» **About this exercise**
Return all lines in the data where the string "nedan" can be found.

━━━━━ Given entries ━━━━━

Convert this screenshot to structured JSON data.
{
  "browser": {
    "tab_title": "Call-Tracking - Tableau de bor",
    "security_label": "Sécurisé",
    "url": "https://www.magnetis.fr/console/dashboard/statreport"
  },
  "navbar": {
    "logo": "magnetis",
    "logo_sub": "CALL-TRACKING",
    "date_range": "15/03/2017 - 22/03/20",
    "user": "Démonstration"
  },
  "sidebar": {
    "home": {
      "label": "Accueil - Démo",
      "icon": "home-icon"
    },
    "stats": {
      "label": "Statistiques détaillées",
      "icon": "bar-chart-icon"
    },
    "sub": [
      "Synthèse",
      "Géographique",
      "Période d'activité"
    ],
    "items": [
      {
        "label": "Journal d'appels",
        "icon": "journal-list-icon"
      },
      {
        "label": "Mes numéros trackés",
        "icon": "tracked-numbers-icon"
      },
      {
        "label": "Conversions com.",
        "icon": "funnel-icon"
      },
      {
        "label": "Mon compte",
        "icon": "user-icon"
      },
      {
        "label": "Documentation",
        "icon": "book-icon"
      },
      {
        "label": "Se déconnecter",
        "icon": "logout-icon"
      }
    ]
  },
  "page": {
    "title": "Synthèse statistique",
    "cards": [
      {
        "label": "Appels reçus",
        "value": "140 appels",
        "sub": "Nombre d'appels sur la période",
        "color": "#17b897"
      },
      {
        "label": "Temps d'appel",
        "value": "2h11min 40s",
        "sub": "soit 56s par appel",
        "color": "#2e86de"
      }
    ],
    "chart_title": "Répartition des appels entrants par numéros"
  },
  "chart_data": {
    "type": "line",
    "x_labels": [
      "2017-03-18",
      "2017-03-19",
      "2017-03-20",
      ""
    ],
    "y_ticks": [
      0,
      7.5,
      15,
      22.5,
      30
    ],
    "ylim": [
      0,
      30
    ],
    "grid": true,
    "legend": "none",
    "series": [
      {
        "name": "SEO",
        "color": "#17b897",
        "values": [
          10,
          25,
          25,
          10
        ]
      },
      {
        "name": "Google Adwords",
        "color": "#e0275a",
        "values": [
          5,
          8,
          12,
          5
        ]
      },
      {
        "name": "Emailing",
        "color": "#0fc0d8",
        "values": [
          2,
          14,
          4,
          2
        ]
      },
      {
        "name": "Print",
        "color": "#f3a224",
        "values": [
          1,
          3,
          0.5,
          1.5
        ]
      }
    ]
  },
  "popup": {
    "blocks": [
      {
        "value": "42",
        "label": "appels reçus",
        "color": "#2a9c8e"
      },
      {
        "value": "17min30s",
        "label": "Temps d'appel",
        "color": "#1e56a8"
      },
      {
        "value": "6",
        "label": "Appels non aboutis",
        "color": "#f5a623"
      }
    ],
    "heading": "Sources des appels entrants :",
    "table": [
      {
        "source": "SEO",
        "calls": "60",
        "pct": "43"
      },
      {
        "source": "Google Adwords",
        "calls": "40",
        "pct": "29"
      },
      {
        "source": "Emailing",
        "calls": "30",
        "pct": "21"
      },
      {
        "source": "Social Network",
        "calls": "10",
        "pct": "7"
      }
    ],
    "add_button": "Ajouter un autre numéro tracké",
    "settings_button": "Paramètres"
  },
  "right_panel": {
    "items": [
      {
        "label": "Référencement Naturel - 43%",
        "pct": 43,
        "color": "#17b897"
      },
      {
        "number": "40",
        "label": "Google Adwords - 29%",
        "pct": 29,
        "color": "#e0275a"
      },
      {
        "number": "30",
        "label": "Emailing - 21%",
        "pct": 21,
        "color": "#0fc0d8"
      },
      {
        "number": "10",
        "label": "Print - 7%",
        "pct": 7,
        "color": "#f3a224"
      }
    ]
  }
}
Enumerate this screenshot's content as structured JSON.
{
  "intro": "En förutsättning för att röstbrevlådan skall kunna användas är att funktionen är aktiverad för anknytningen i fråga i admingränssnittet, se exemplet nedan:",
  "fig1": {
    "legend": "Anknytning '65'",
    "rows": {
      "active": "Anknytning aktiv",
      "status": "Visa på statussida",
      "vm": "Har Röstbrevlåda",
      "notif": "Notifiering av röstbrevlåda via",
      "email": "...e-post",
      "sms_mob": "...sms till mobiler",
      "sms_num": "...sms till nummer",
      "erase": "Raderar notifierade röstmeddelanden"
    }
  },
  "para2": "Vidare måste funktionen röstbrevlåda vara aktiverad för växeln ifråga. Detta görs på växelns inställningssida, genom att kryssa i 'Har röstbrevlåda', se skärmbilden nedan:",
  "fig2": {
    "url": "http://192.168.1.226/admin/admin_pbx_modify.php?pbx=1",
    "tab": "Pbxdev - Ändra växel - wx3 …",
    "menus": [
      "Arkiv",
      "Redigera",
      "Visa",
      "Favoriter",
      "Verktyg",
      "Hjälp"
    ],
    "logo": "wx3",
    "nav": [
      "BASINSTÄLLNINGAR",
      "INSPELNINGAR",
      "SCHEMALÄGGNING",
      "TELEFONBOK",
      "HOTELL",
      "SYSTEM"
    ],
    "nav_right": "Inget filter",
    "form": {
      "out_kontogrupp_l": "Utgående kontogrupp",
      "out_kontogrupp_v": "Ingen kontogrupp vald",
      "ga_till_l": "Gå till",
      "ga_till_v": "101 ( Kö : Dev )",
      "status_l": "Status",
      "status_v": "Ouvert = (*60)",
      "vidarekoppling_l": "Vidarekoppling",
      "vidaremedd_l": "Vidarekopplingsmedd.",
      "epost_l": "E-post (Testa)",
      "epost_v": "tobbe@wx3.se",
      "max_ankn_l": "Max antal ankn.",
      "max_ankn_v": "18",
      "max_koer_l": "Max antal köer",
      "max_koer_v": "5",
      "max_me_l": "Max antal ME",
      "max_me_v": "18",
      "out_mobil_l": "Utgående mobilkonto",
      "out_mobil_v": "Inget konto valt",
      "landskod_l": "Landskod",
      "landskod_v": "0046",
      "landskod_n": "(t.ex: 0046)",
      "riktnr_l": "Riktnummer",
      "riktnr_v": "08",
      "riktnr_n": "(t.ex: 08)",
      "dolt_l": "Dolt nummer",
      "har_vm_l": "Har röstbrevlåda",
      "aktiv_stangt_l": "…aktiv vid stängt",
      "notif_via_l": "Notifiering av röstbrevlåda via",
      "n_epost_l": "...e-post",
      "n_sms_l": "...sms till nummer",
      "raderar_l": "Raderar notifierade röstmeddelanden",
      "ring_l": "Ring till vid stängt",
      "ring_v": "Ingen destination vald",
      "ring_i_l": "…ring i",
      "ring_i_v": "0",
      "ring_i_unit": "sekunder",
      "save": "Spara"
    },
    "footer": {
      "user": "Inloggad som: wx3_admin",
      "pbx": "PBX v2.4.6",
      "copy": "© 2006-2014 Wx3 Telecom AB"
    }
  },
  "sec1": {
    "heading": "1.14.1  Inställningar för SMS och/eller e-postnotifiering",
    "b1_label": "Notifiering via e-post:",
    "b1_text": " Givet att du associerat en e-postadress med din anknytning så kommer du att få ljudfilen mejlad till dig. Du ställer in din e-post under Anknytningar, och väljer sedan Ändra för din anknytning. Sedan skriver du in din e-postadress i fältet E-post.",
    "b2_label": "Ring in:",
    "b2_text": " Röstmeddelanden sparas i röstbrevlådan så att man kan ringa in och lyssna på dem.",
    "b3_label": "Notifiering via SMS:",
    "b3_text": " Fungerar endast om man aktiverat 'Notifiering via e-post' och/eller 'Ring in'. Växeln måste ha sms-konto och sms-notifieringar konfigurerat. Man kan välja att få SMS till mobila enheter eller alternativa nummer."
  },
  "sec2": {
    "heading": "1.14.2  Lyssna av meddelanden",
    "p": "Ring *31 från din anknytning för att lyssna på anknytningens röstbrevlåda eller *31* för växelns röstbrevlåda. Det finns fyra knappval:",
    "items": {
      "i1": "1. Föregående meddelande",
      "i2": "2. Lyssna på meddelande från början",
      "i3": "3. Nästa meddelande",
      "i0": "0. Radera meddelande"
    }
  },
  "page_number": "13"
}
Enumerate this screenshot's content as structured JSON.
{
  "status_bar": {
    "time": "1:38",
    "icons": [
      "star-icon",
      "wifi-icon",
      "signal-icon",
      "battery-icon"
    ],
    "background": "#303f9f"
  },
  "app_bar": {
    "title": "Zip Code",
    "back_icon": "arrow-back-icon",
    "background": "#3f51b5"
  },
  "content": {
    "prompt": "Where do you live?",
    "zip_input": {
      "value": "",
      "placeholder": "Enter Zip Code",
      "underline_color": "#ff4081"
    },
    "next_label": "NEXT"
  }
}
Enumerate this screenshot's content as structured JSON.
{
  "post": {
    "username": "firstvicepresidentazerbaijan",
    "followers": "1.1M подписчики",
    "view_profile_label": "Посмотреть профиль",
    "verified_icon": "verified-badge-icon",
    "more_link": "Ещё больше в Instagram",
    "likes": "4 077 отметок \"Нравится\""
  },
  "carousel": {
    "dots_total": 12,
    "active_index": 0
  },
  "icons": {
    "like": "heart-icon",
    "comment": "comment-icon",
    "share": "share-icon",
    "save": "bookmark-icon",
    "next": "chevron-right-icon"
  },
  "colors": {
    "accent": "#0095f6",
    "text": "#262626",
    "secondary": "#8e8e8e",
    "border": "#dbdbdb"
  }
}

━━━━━

» **Task solution**
  "intro": "En förutsättning för att röstbrevlådan skall kunna användas är att funktionen är aktiverad för anknytningen i fråga i admingränssnittet, se exemplet nedan:",
  "para2": "Vidare måste funktionen röstbrevlåda vara aktiverad för växeln ifråga. Detta görs på växelns inställningssida, genom att kryssa i 'Har röstbrevlåda', se skärmbilden nedan:",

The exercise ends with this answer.